My experience in the workforce has been short, let’s face it, I’ve only been out of college a few years and really can’t give advice from decades of experience. I have, however, been working for quite some time, starting with my first job in high school working as a cashier in my hometown’s CVS to waitressing at a local pub and then various internships throughout college and not to mention the full-time job I hold now.
I started interning at a start-up company almost two years ago. After coming home from a teaching abroad experience that wasn’t a great fit for me and deciding I didn’t want to jump into a full-time job doing something I didn’t love, I reached out to some friends and landed myself an internship in the Washington, DC area. For the first time in my life I felt respected, engaged and important at my internship. I had had the experience in the past (during my college years) where I’d be sent out on a Starbucks run to get 20 different lattes, frappuccinos and espressos only to spill half of them in my car on the way back or forget someone’s order and have to turn around and go back. This internship in DC was different, I didn’t get coffee for anyone, people knew my name and I sat in what they called a “coolicle,” – you read that right, the company I worked for actually embraced the fact that we had a cubicle and called it a coolicle!
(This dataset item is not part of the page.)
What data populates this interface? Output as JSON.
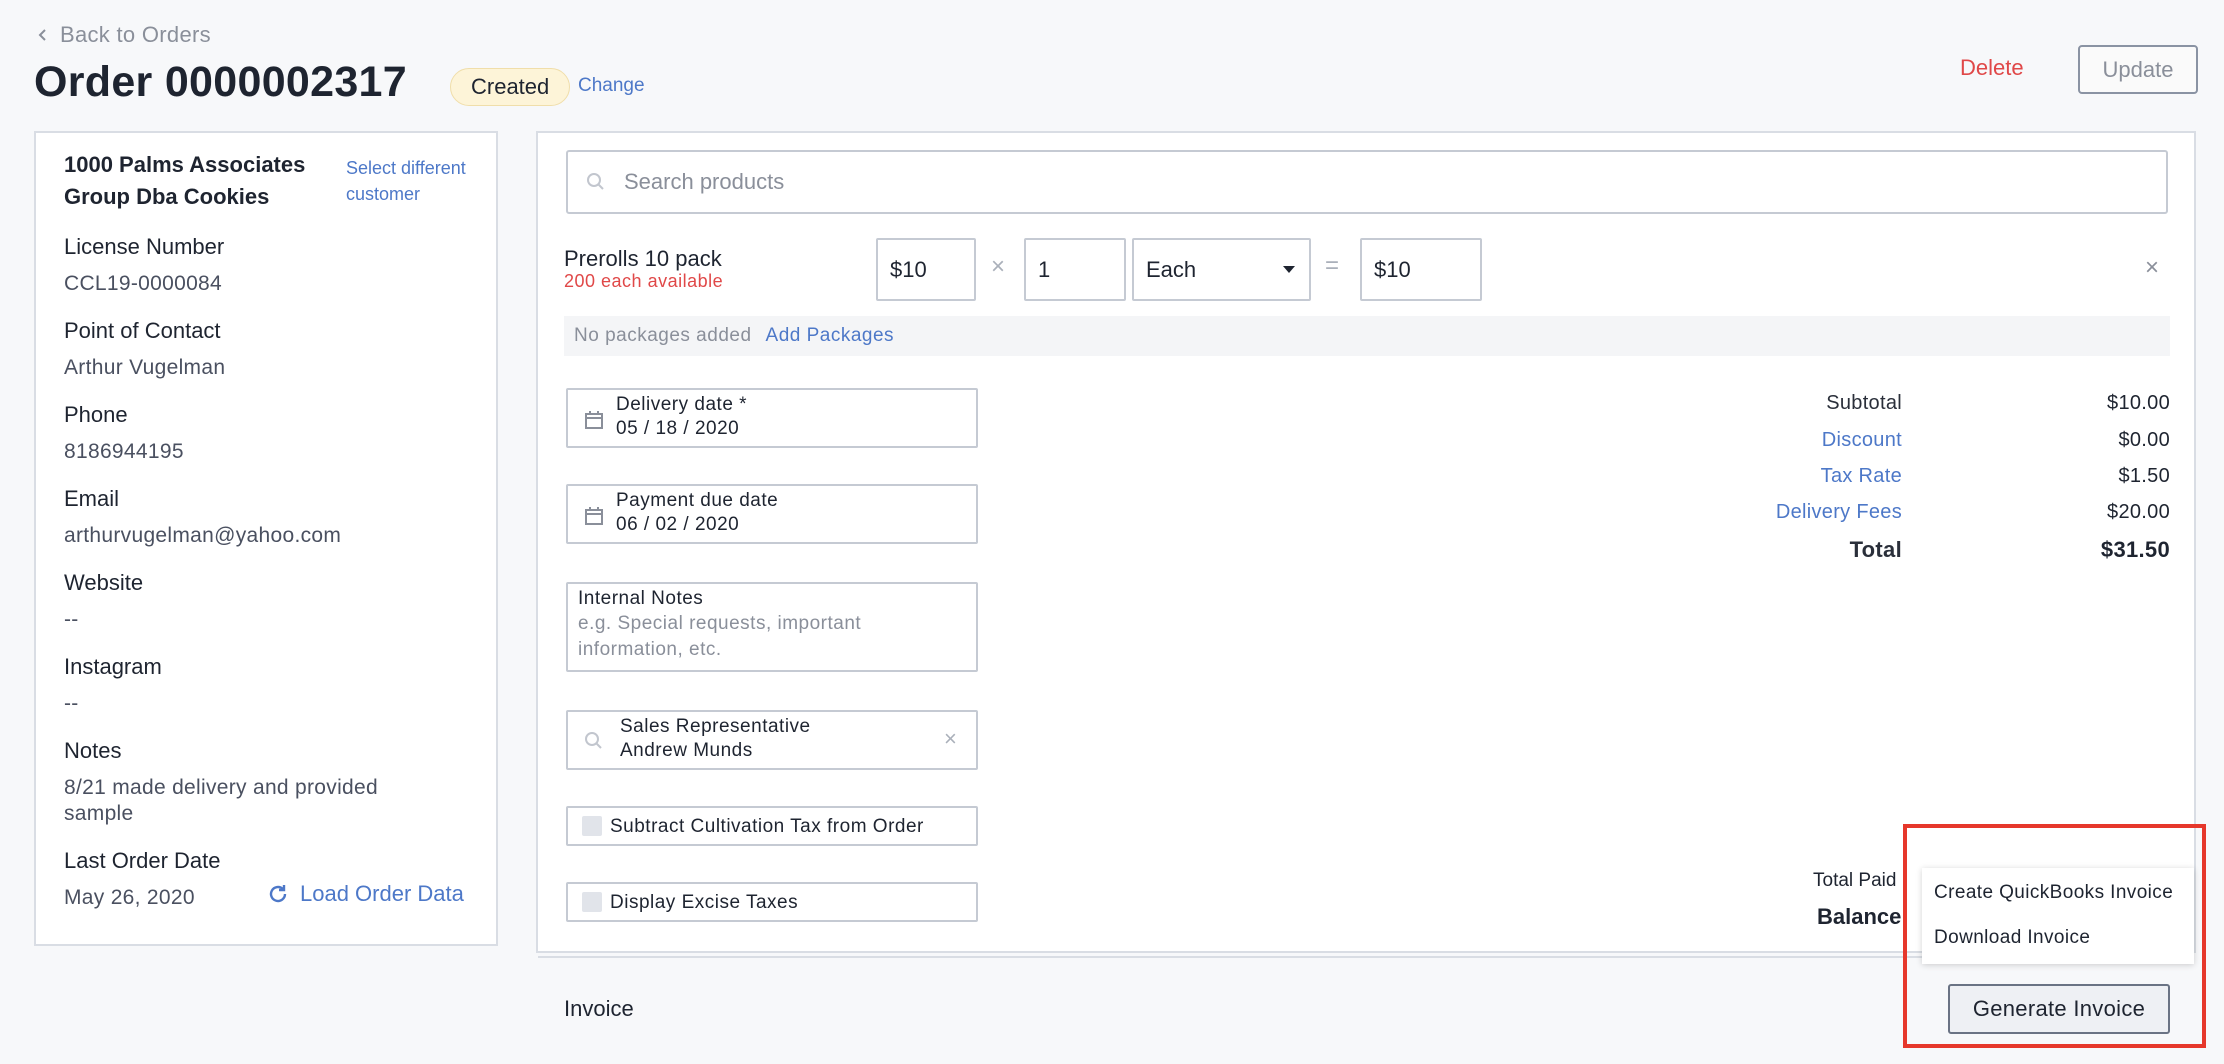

Cubicles have a bad rep, people associate them with boring sales jobs, boring accounting jobs or boring journalism jobs – notice I added boring before each? But what if I just said “sales, accounting and journalism,” that doesn’t sound so bad, so why add the negative connotation that a cubicle brings? A cubicle really just gives you some of your own space to get your work done, it’s not a jail cell and there’s no closed door that hinders you to walk next door to your colleague and do some collaborating!
My thoughts on cubicles, or coolicles, whatever you may call them, is that your perception of them is completely an attitude and does not need to reflect a reality. Your cubicle is not what makes or breaks your job! What does make your job something you enjoy doing every day is the work you’re doing (do you like it?), the people you work with (are they stimulating?), and the culture of your company (does it fit you?). My advice is to go into your cubicle with excitement and do your best every day with a smile on your face and you’ll forget the negative connotations. Hang up some pictures of your friends, put a funny quote up on the wall, and have a laugh! It’s all about your mindset!
If you were wondering about my awesome internship in my coolicle, it turned into a full-time job with a full-time coolicle about two months later and a year after that it turned into a move to a city I wanted to live in with more responsibilities and more desk space. I say, throw out the idea that a cubicle is a bad thing and become the Cubicle Warrior you deserve to be, three walls certainly won’t stop you!
This is a guest post from Sarah Fudin. Sarah works in community relations for 2tor, Inc who partners with the University of Southern California Rossier School of Education’s online programs, which provide current and aspiring teachers the opportunity to earn an Master of Arts in Teaching online or online Masters of Education. Outside of work Sarah enjoys running, reading and Pinkberry frozen yogurt.